*** Begin section ***

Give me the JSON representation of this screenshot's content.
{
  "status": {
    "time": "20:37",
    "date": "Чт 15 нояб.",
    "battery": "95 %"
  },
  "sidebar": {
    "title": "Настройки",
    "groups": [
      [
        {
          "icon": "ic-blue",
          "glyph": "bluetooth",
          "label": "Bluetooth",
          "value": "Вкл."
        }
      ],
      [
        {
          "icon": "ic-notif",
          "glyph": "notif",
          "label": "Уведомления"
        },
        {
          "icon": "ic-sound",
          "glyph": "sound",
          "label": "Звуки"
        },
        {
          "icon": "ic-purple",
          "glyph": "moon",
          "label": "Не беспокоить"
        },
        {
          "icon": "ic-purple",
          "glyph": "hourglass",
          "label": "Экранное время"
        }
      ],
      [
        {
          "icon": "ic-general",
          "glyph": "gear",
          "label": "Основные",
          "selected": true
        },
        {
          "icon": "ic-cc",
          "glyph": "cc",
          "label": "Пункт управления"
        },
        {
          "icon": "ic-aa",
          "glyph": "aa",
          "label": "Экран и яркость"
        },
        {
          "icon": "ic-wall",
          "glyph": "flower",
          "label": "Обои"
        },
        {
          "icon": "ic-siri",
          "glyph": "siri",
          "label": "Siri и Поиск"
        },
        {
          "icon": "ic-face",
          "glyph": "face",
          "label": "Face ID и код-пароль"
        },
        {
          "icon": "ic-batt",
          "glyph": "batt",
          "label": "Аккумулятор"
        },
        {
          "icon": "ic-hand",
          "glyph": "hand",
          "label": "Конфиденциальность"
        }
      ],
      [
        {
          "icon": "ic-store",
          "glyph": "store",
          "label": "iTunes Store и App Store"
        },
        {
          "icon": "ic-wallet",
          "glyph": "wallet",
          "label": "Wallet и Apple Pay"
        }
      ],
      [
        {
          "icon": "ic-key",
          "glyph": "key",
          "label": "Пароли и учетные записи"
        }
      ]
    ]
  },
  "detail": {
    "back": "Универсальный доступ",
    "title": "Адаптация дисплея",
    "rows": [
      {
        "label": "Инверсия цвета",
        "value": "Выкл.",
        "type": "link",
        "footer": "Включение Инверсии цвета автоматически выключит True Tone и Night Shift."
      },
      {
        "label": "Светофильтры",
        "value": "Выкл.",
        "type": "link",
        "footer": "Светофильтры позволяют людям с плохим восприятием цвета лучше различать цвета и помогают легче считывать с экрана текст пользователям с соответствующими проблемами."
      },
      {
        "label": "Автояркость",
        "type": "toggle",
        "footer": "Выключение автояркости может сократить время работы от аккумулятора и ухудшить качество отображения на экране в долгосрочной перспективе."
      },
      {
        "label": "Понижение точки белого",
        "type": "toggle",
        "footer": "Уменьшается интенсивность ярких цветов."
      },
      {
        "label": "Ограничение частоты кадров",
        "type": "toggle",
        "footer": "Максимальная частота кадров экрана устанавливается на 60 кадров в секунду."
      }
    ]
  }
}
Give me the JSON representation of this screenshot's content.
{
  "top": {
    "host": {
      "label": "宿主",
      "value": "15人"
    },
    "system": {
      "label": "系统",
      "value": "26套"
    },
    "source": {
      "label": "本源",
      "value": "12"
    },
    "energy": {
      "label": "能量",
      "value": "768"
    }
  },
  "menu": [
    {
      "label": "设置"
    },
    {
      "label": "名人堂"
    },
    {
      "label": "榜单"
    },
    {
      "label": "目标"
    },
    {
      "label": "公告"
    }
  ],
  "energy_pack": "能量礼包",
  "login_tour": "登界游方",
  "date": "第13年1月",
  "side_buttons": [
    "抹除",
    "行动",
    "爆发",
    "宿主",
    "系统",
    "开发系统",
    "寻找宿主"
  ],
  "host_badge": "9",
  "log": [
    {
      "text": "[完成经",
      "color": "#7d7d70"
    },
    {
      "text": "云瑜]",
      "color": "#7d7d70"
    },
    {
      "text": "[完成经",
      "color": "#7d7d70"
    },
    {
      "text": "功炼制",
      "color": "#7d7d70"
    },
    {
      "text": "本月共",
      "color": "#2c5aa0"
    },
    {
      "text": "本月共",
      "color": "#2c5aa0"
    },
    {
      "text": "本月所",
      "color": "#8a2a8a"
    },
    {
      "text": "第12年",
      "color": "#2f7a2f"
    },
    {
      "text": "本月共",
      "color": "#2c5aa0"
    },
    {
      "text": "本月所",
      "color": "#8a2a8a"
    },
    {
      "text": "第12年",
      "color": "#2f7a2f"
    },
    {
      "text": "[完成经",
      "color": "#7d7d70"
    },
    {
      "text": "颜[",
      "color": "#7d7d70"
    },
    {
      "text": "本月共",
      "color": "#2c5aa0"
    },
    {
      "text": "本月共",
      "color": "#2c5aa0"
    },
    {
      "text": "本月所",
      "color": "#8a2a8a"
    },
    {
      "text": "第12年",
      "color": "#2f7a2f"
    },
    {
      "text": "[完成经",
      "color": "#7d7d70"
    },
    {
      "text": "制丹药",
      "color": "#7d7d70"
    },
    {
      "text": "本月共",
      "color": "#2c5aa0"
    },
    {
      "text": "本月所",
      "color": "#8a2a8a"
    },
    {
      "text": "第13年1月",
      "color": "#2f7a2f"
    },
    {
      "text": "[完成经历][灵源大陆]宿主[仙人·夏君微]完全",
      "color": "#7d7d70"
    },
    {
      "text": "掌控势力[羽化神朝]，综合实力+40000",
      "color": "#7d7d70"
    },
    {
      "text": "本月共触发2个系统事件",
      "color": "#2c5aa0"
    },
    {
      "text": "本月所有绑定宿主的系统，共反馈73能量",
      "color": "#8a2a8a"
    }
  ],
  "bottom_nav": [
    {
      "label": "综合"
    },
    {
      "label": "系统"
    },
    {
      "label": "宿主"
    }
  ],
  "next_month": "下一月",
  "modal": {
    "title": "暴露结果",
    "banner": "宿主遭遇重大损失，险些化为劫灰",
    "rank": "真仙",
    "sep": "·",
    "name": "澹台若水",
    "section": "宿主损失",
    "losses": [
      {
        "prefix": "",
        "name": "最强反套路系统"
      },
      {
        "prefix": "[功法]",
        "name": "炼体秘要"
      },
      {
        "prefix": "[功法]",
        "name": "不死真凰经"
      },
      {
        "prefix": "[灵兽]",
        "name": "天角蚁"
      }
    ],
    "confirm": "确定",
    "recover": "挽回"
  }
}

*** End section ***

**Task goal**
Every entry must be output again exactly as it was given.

**Reply to the exercise**
Give me the JSON representation of this screenshot's content.
{
  "status": {
    "time": "20:37",
    "date": "Чт 15 нояб.",
    "battery": "95 %"
  },
  "sidebar": {
    "title": "Настройки",
    "groups": [
      [
        {
          "icon": "ic-blue",
          "glyph": "bluetooth",
          "label": "Bluetooth",
          "value": "Вкл."
        }
      ],
      [
        {
          "icon": "ic-notif",
          "glyph": "notif",
          "label": "Уведомления"
        },
        {
          "icon": "ic-sound",
          "glyph": "sound",
          "label": "Звуки"
        },
        {
          "icon": "ic-purple",
          "glyph": "moon",
          "label": "Не беспокоить"
        },
        {
          "icon": "ic-purple",
          "glyph": "hourglass",
          "label": "Экранное время"
        }
      ],
      [
        {
          "icon": "ic-general",
          "glyph": "gear",
          "label": "Основные",
          "selected": true
        },
        {
          "icon": "ic-cc",
          "glyph": "cc",
          "label": "Пункт управления"
        },
        {
          "icon": "ic-aa",
          "glyph": "aa",
          "label": "Экран и яркость"
        },
        {
          "icon": "ic-wall",
          "glyph": "flower",
          "label": "Обои"
        },
        {
          "icon": "ic-siri",
          "glyph": "siri",
          "label": "Siri и Поиск"
        },
        {
          "icon": "ic-face",
          "glyph": "face",
          "label": "Face ID и код-пароль"
        },
        {
          "icon": "ic-batt",
          "glyph": "batt",
          "label": "Аккумулятор"
        },
        {
          "icon": "ic-hand",
          "glyph": "hand",
          "label": "Конфиденциальность"
        }
      ],
      [
        {
          "icon": "ic-store",
          "glyph": "store",
          "label": "iTunes Store и App Store"
        },
        {
          "icon": "ic-wallet",
          "glyph": "wallet",
          "label": "Wallet и Apple Pay"
        }
      ],
      [
        {
          "icon": "ic-key",
          "glyph": "key",
          "label": "Пароли и учетные записи"
        }
      ]
    ]
  },
  "detail": {
    "back": "Универсальный доступ",
    "title": "Адаптация дисплея",
    "rows": [
      {
        "label": "Инверсия цвета",
        "value": "Выкл.",
        "type": "link",
        "footer": "Включение Инверсии цвета автоматически выключит True Tone и Night Shift."
      },
      {
        "label": "Светофильтры",
        "value": "Выкл.",
        "type": "link",
        "footer": "Светофильтры позволяют людям с плохим восприятием цвета лучше различать цвета и помогают легче считывать с экрана текст пользователям с соответствующими проблемами."
      },
      {
        "label": "Автояркость",
        "type": "toggle",
        "footer": "Выключение автояркости может сократить время работы от аккумулятора и ухудшить качество отображения на экране в долгосрочной перспективе."
      },
      {
        "label": "Понижение точки белого",
        "type": "toggle",
        "footer": "Уменьшается интенсивность ярких цветов."
      },
      {
        "label": "Ограничение частоты кадров",
        "type": "toggle",
        "footer": "Максимальная частота кадров экрана устанавливается на 60 кадров в секунду."
      }
    ]
  }
}
Give me the JSON representation of this screenshot's content.
{
  "top": {
    "host": {
      "label": "宿主",
      "value": "15人"
    },
    "system": {
      "label": "系统",
      "value": "26套"
    },
    "source": {
      "label": "本源",
      "value": "12"
    },
    "energy": {
      "label": "能量",
      "value": "768"
    }
  },
  "menu": [
    {
      "label": "设置"
    },
    {
      "label": "名人堂"
    },
    {
      "label": "榜单"
    },
    {
      "label": "目标"
    },
    {
      "label": "公告"
    }
  ],
  "energy_pack": "能量礼包",
  "login_tour": "登界游方",
  "date": "第13年1月",
  "side_buttons": [
    "抹除",
    "行动",
    "爆发",
    "宿主",
    "系统",
    "开发系统",
    "寻找宿主"
  ],
  "host_badge": "9",
  "log": [
    {
      "text": "[完成经",
      "color": "#7d7d70"
    },
    {
      "text": "云瑜]",
      "color": "#7d7d70"
    },
    {
      "text": "[完成经",
      "color": "#7d7d70"
    },
    {
      "text": "功炼制",
      "color": "#7d7d70"
    },
    {
      "text": "本月共",
      "color": "#2c5aa0"
    },
    {
      "text": "本月共",
      "color": "#2c5aa0"
    },
    {
      "text": "本月所",
      "color": "#8a2a8a"
    },
    {
      "text": "第12年",
      "color": "#2f7a2f"
    },
    {
      "text": "本月共",
      "color": "#2c5aa0"
    },
    {
      "text": "本月所",
      "color": "#8a2a8a"
    },
    {
      "text": "第12年",
      "color": "#2f7a2f"
    },
    {
      "text": "[完成经",
      "color": "#7d7d70"
    },
    {
      "text": "颜[",
      "color": "#7d7d70"
    },
    {
      "text": "本月共",
      "color": "#2c5aa0"
    },
    {
      "text": "本月共",
      "color": "#2c5aa0"
    },
    {
      "text": "本月所",
      "color": "#8a2a8a"
    },
    {
      "text": "第12年",
      "color": "#2f7a2f"
    },
    {
      "text": "[完成经",
      "color": "#7d7d70"
    },
    {
      "text": "制丹药",
      "color": "#7d7d70"
    },
    {
      "text": "本月共",
      "color": "#2c5aa0"
    },
    {
      "text": "本月所",
      "color": "#8a2a8a"
    },
    {
      "text": "第13年1月",
      "color": "#2f7a2f"
    },
    {
      "text": "[完成经历][灵源大陆]宿主[仙人·夏君微]完全",
      "color": "#7d7d70"
    },
    {
      "text": "掌控势力[羽化神朝]，综合实力+40000",
      "color": "#7d7d70"
    },
    {
      "text": "本月共触发2个系统事件",
      "color": "#2c5aa0"
    },
    {
      "text": "本月所有绑定宿主的系统，共反馈73能量",
      "color": "#8a2a8a"
    }
  ],
  "bottom_nav": [
    {
      "label": "综合"
    },
    {
      "label": "系统"
    },
    {
      "label": "宿主"
    }
  ],
  "next_month": "下一月",
  "modal": {
    "title": "暴露结果",
    "banner": "宿主遭遇重大损失，险些化为劫灰",
    "rank": "真仙",
    "sep": "·",
    "name": "澹台若水",
    "section": "宿主损失",
    "losses": [
      {
        "prefix": "",
        "name": "最强反套路系统"
      },
      {
        "prefix": "[功法]",
        "name": "炼体秘要"
      },
      {
        "prefix": "[功法]",
        "name": "不死真凰经"
      },
      {
        "prefix": "[灵兽]",
        "name": "天角蚁"
      }
    ],
    "confirm": "确定",
    "recover": "挽回"
  }
}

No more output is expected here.